Numerous worldwide biogeochemical cycles, such as those involving water, oxygen, carbon, nitrogen, and phosphorus, are necessary for life.
The nitrogen cycle is the term used to describe how nitrogen and compounds containing nitrogen naturally change. It is a cycle with elements that are gaseous.
The water cycle is the continuous movement of water above, below, and on the surface of the Earth. Water may transition between the phases of liquid, vapour, and ice at different points in the water cycle. Although the general balance of water on Earth is rather steady over time, individual water molecules can come and go.
The carbon cycle is a biogeochemical process that facilitates the flow of carbon between the Earth’s biosphere, pedosphere, geosphere, hydrosphere, and atmosphere. The flow of oxygen within and between its three primary reservoirs, the atmosphere, the biosphere, and the lithosphere, is known as the oxygen cycle. Photosynthesis, which also contributes to the composition of the atmosphere and life on the present Earth, is the main driver of the oxygen cycle.
The transfer of phosphorus through the lithosphere, hydrosphere, and biosphere is known as the phosphorus cycle. Since phosphorus and phosphorus compounds are typically solids within the normal ranges of temperature and pressure found on Earth, the atmosphere has little impact on the mobility of phosphorus.
A natural system made up of all living things—plants, animals, and microbes—as well as all inanimate objects (abiotic components), an ecosystem is sometimes referred to as the environment.
The core of the ecosystem concept is the notion that living things are always engaged in a complex web of interactions with each element of the environment in which they exist. An ecosystem is “any unit that includes all of the organisms (i.e., the “community”) in a given area interacting with the physical environment so that a flow of energy leads to clearly defined trophic structure, biotic diversity, and material cycles (i.e., exchange of materials between living and nonliving parts) within the system,” according to Eugene Odum, one of the founders of the science of ecology.
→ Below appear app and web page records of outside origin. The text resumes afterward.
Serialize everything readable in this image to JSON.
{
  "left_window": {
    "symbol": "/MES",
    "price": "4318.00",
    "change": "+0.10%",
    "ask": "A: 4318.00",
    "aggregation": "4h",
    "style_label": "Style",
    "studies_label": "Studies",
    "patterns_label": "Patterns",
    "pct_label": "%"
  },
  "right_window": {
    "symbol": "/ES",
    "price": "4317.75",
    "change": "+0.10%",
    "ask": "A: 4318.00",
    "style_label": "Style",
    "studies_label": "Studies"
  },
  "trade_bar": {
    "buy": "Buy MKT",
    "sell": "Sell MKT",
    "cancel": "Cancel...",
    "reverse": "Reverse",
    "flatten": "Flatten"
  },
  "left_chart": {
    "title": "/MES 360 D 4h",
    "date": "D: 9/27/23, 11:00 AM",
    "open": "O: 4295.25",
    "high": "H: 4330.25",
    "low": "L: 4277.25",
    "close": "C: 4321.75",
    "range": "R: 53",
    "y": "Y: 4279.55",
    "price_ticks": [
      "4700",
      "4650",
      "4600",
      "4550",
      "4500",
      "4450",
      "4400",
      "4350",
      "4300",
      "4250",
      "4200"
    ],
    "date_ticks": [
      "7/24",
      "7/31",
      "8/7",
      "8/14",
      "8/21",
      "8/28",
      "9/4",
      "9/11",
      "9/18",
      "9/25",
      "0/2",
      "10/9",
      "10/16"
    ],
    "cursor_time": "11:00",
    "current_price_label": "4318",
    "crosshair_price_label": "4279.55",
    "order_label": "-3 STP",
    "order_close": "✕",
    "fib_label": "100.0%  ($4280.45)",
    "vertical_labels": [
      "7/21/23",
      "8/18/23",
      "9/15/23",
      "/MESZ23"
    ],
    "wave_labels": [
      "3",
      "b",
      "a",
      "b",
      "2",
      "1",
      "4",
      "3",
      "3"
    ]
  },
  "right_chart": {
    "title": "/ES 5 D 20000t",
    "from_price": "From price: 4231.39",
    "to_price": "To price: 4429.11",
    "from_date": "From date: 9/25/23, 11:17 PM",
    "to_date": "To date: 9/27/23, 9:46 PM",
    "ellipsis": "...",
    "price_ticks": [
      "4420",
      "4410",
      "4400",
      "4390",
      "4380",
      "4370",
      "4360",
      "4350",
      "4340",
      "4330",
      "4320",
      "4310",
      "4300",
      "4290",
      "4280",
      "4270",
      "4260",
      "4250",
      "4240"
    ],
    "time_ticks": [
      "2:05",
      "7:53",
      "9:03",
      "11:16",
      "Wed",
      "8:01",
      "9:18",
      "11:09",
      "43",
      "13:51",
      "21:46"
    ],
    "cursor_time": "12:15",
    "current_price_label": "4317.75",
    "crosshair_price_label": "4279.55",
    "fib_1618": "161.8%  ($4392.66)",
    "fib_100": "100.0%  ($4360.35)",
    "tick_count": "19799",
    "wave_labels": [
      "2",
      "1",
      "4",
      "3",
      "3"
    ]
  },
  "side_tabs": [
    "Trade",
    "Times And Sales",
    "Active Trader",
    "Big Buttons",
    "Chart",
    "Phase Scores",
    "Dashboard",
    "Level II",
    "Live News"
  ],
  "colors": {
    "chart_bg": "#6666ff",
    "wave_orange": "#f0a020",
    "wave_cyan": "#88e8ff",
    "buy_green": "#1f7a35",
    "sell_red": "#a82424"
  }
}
The idea that all species are ecologically tied to both one another and the abiotic components of their biotope is the foundation of the notion of the human ecosystem. This concept is founded on the breakdown of the nature/human barrier. “Any unit that includes all of the organisms (i.e., the “community”) in a specific area interacting with the physical environment so that a flow of energy leads to clearly defined trophic structure, biotic diversity, and material cycles (i.e., exchange of materials between living and nonliving parts) within the system is an ecosystem,” according to Eugene Odum, one of the founders of the science of ecology.
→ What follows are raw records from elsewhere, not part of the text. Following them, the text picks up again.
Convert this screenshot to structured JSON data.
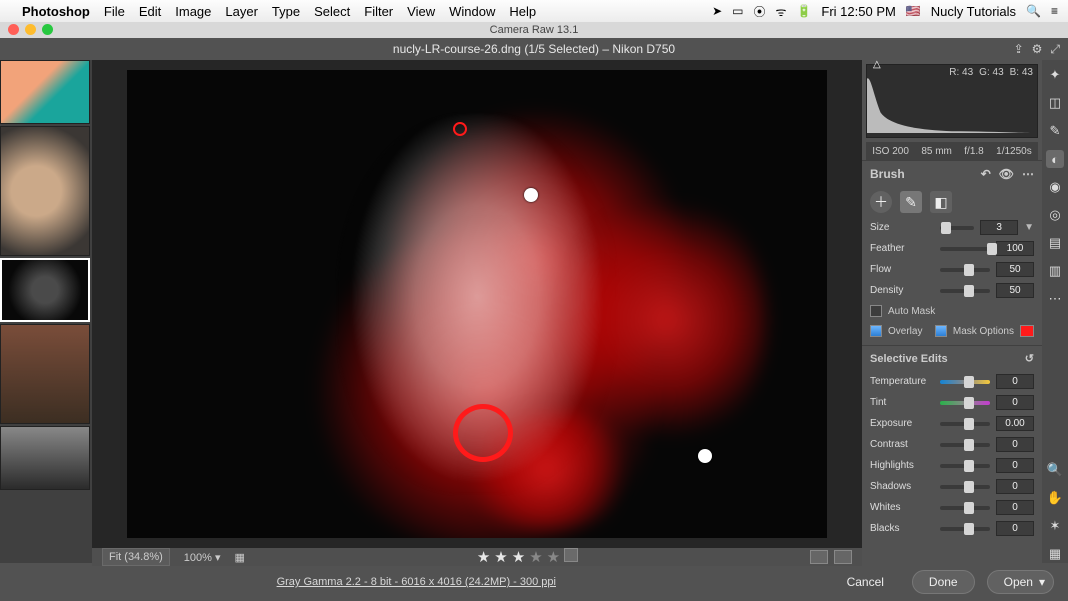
{
  "menubar": {
    "app": "Photoshop",
    "items": [
      "File",
      "Edit",
      "Image",
      "Layer",
      "Type",
      "Select",
      "Filter",
      "View",
      "Window",
      "Help"
    ],
    "clock": "Fri 12:50 PM",
    "flag": "🇺🇸",
    "user": "Nucly Tutorials"
  },
  "window": {
    "title": "Camera Raw 13.1"
  },
  "document": {
    "title": "nucly-LR-course-26.dng (1/5 Selected)  –  Nikon D750"
  },
  "histogram": {
    "r": "R: 43",
    "g": "G: 43",
    "b": "B: 43"
  },
  "meta": {
    "iso": "ISO 200",
    "focal": "85 mm",
    "aperture": "f/1.8",
    "shutter": "1/1250s"
  },
  "brush": {
    "title": "Brush",
    "size_label": "Size",
    "size_value": "3",
    "feather_label": "Feather",
    "feather_value": "100",
    "flow_label": "Flow",
    "flow_value": "50",
    "density_label": "Density",
    "density_value": "50",
    "automask_label": "Auto Mask",
    "overlay_label": "Overlay",
    "maskoptions_label": "Mask Options"
  },
  "selective": {
    "title": "Selective Edits",
    "temperature_label": "Temperature",
    "temperature_value": "0",
    "tint_label": "Tint",
    "tint_value": "0",
    "exposure_label": "Exposure",
    "exposure_value": "0.00",
    "contrast_label": "Contrast",
    "contrast_value": "0",
    "highlights_label": "Highlights",
    "highlights_value": "0",
    "shadows_label": "Shadows",
    "shadows_value": "0",
    "whites_label": "Whites",
    "whites_value": "0",
    "blacks_label": "Blacks",
    "blacks_value": "0"
  },
  "bottom": {
    "fit": "Fit (34.8%)",
    "zoom": "100%",
    "stars": 3
  },
  "footer": {
    "info": "Gray Gamma 2.2 - 8 bit - 6016 x 4016 (24.2MP) - 300 ppi",
    "cancel": "Cancel",
    "done": "Done",
    "open": "Open"
  }
}
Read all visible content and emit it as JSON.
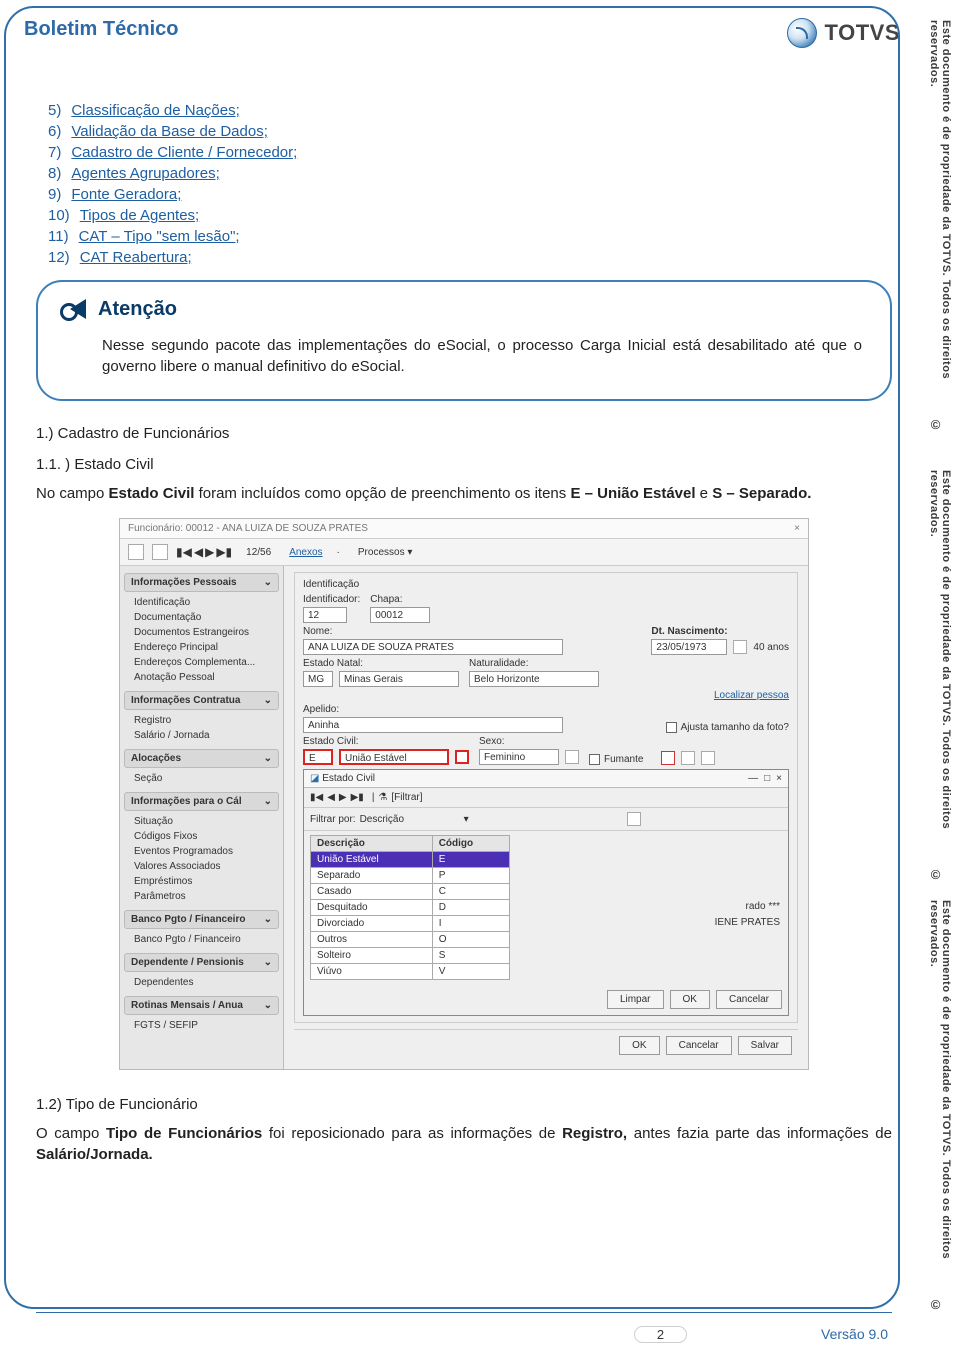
{
  "copyright": "Este documento é de propriedade da TOTVS. Todos os direitos reservados.",
  "header": {
    "title": "Boletim Técnico",
    "brand": "TOTVS"
  },
  "links": [
    {
      "n": "5)",
      "t": "Classificação de Nações;"
    },
    {
      "n": "6)",
      "t": "Validação da Base de Dados;"
    },
    {
      "n": "7)",
      "t": "Cadastro de Cliente / Fornecedor;"
    },
    {
      "n": "8)",
      "t": "Agentes Agrupadores;"
    },
    {
      "n": "9)",
      "t": "Fonte Geradora;"
    },
    {
      "n": "10)",
      "t": "Tipos de Agentes;"
    },
    {
      "n": "11)",
      "t": "CAT – Tipo \"sem lesão\";"
    },
    {
      "n": "12)",
      "t": "CAT Reabertura;"
    }
  ],
  "callout": {
    "title": "Atenção",
    "body": "Nesse segundo pacote das implementações do eSocial, o processo Carga Inicial está desabilitado até que o governo libere o manual definitivo do eSocial."
  },
  "sec1": "1.) Cadastro de Funcionários",
  "sec11": "1.1. ) Estado Civil",
  "para1": "No campo Estado Civil foram incluídos como opção de preenchimento os itens E – União Estável e S – Separado.",
  "sec12": "1.2) Tipo de Funcionário",
  "para2": "O campo Tipo de Funcionários foi reposicionado para as informações de Registro, antes fazia parte das informações de Salário/Jornada.",
  "footer": {
    "page": "2",
    "version": "Versão 9.0"
  },
  "shot": {
    "wtitle": "Funcionário: 00012 - ANA LUIZA DE SOUZA PRATES",
    "pager": "12/56",
    "anexos": "Anexos",
    "processos": "Processos",
    "side": {
      "g1": {
        "h": "Informações Pessoais",
        "items": [
          "Identificação",
          "Documentação",
          "Documentos Estrangeiros",
          "Endereço Principal",
          "Endereços Complementa...",
          "Anotação Pessoal"
        ]
      },
      "g2": {
        "h": "Informações Contratua",
        "items": [
          "Registro",
          "Salário / Jornada"
        ]
      },
      "g3": {
        "h": "Alocações",
        "items": [
          "Seção"
        ]
      },
      "g4": {
        "h": "Informações para o Cál",
        "items": [
          "Situação",
          "Códigos Fixos",
          "Eventos Programados",
          "Valores Associados",
          "Empréstimos",
          "Parâmetros"
        ]
      },
      "g5": {
        "h": "Banco Pgto / Financeiro",
        "items": [
          "Banco Pgto / Financeiro"
        ]
      },
      "g6": {
        "h": "Dependente / Pensionis",
        "items": [
          "Dependentes"
        ]
      },
      "g7": {
        "h": "Rotinas Mensais / Anua",
        "items": [
          "FGTS / SEFIP"
        ]
      }
    },
    "form": {
      "grp": "Identificação",
      "ident": {
        "l": "Identificador:",
        "v": "12"
      },
      "chapa": {
        "l": "Chapa:",
        "v": "00012"
      },
      "nome": {
        "l": "Nome:",
        "v": "ANA LUIZA DE SOUZA PRATES"
      },
      "dtnasc": {
        "l": "Dt. Nascimento:",
        "v": "23/05/1973",
        "age": "40 anos"
      },
      "estN": {
        "l": "Estado Natal:",
        "code": "MG",
        "v": "Minas Gerais"
      },
      "nat": {
        "l": "Naturalidade:",
        "v": "Belo Horizonte"
      },
      "loc": "Localizar pessoa",
      "apelido": {
        "l": "Apelido:",
        "v": "Aninha"
      },
      "ajusta": "Ajusta tamanho da foto?",
      "ecivil": {
        "l": "Estado Civil:",
        "code": "E",
        "v": "União Estável"
      },
      "sexo": {
        "l": "Sexo:",
        "v": "Feminino"
      },
      "fumante": "Fumante"
    },
    "dlg": {
      "title": "Estado Civil",
      "filter_lbl": "Filtrar por:",
      "filter_val": "Descrição",
      "filtrar": "[Filtrar]",
      "cols": [
        "Descrição",
        "Código"
      ],
      "rows": [
        {
          "d": "União Estável",
          "c": "E",
          "sel": true
        },
        {
          "d": "Separado",
          "c": "P"
        },
        {
          "d": "Casado",
          "c": "C"
        },
        {
          "d": "Desquitado",
          "c": "D"
        },
        {
          "d": "Divorciado",
          "c": "I"
        },
        {
          "d": "Outros",
          "c": "O"
        },
        {
          "d": "Solteiro",
          "c": "S"
        },
        {
          "d": "Viúvo",
          "c": "V"
        }
      ],
      "btns": {
        "limpar": "Limpar",
        "ok": "OK",
        "cancelar": "Cancelar"
      }
    },
    "extra": {
      "a": "rado ***",
      "b": "IENE PRATES"
    },
    "footer_btns": {
      "ok": "OK",
      "cancelar": "Cancelar",
      "salvar": "Salvar"
    }
  }
}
The collapse of the nature/human split and the ensuing assumption that all species are ecologically related with both each other and the abiotic elements of their biotope serve as the basis for the human ecosystem concept. An ecosystem with a greater range of species or biological diversity may be more resilient because more species are present at a place to adapt to change and consequently “absorb” or decrease its affects. This lessens the effect before the ecosystem’s structure is significantly changed. This is not always the case, and there is no proof that a system’s ability to provide a steady stream of products and services is correlated with the diversity of its species.
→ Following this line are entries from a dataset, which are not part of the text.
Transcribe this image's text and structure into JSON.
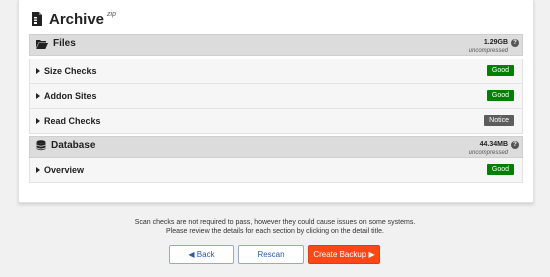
{
  "archive": {
    "title": "Archive",
    "sub": "zip"
  },
  "files": {
    "title": "Files",
    "size": "1.29GB",
    "size_sub": "uncompressed"
  },
  "database": {
    "title": "Database",
    "size": "44.34MB",
    "size_sub": "uncompressed"
  },
  "checks": [
    {
      "label": "Size Checks",
      "status": "Good"
    },
    {
      "label": "Addon Sites",
      "status": "Good"
    },
    {
      "label": "Read Checks",
      "status": "Notice"
    },
    {
      "label": "Overview",
      "status": "Good"
    }
  ],
  "help_glyph": "?",
  "note": {
    "line1": "Scan checks are not required to pass, however they could cause issues on some systems.",
    "line2": "Please review the details for each section by clicking on the detail title."
  },
  "buttons": {
    "back": "◀ Back",
    "rescan": "Rescan",
    "create": "Create Backup ▶"
  },
  "colors": {
    "good": "#008000",
    "notice": "#5d5d5d",
    "primary": "#fe4716",
    "header_bg": "#dcdcdc"
  }
}
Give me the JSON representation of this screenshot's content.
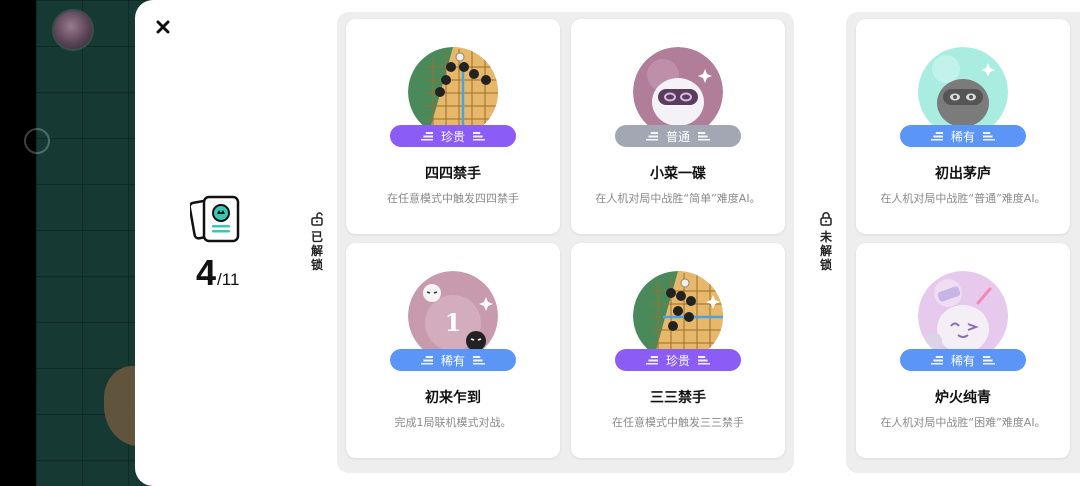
{
  "summary": {
    "unlocked_count": "4",
    "total": "/11"
  },
  "sections": {
    "unlocked_label": "已解锁",
    "locked_label": "未解锁"
  },
  "achievements": [
    {
      "title": "四四禁手",
      "description": "在任意模式中触发四四禁手",
      "rarity": "珍贵",
      "icon": "go-board-four-four-icon",
      "unlocked": true
    },
    {
      "title": "小菜一碟",
      "description": "在人机对局中战胜“简单”难度AI。",
      "rarity": "普通",
      "icon": "pink-robot-icon",
      "unlocked": true
    },
    {
      "title": "初出茅庐",
      "description": "在人机对局中战胜“普通”难度AI。",
      "rarity": "稀有",
      "icon": "gray-robot-icon",
      "unlocked": false
    },
    {
      "title": "初来乍到",
      "description": "完成1局联机模式对战。",
      "rarity": "稀有",
      "icon": "first-match-icon",
      "unlocked": true
    },
    {
      "title": "三三禁手",
      "description": "在任意模式中触发三三禁手",
      "rarity": "珍贵",
      "icon": "go-board-three-three-icon",
      "unlocked": true
    },
    {
      "title": "炉火纯青",
      "description": "在人机对局中战胜“困难”难度AI。",
      "rarity": "稀有",
      "icon": "winking-robot-icon",
      "unlocked": false
    }
  ],
  "colors": {
    "precious": "#8b5cf6",
    "common": "#a2a7b3",
    "rare": "#5b95f5"
  }
}
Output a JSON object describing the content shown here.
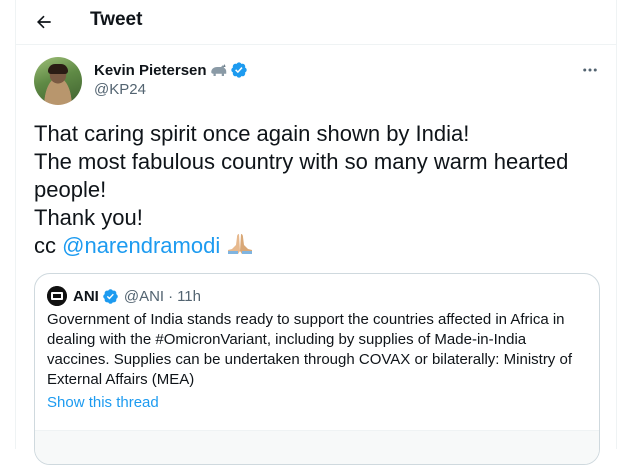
{
  "header": {
    "title": "Tweet",
    "back_icon": "arrow-left-icon"
  },
  "tweet": {
    "author": {
      "display_name": "Kevin Pietersen",
      "name_emoji": "rhino-emoji-icon",
      "handle": "@KP24",
      "verified_icon": "verified-badge-icon"
    },
    "more_icon": "more-horizontal-icon",
    "text_lines": [
      "That caring spirit once again shown by India!",
      "The most fabulous country with so many warm hearted",
      "people!",
      "Thank you!"
    ],
    "cc_prefix": "cc ",
    "mention": "@narendramodi",
    "emoji": "folded-hands-emoji-icon"
  },
  "quote": {
    "name": "ANI",
    "handle": "@ANI",
    "separator": "·",
    "time": "11h",
    "body_lines": [
      "Government of India stands ready to support the countries affected in Africa in",
      "dealing with the #OmicronVariant, including by supplies of Made-in-India",
      "vaccines. Supplies can be undertaken through COVAX or bilaterally: Ministry of",
      "External Affairs (MEA)"
    ],
    "show_thread": "Show this thread"
  },
  "colors": {
    "link": "#1d9bf0",
    "text": "#0f1419",
    "secondary": "#536471",
    "border": "#cfd9de"
  }
}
The term “ecosystem” can be used to describe any situation in which living things interact with their surroundings, including man-made environments like human ecosystems and ecosystems that have been altered by people. On the surface of the globe, there are fewer deserted areas now, yet some genuine wilderness areas are still unspoiled by human activities.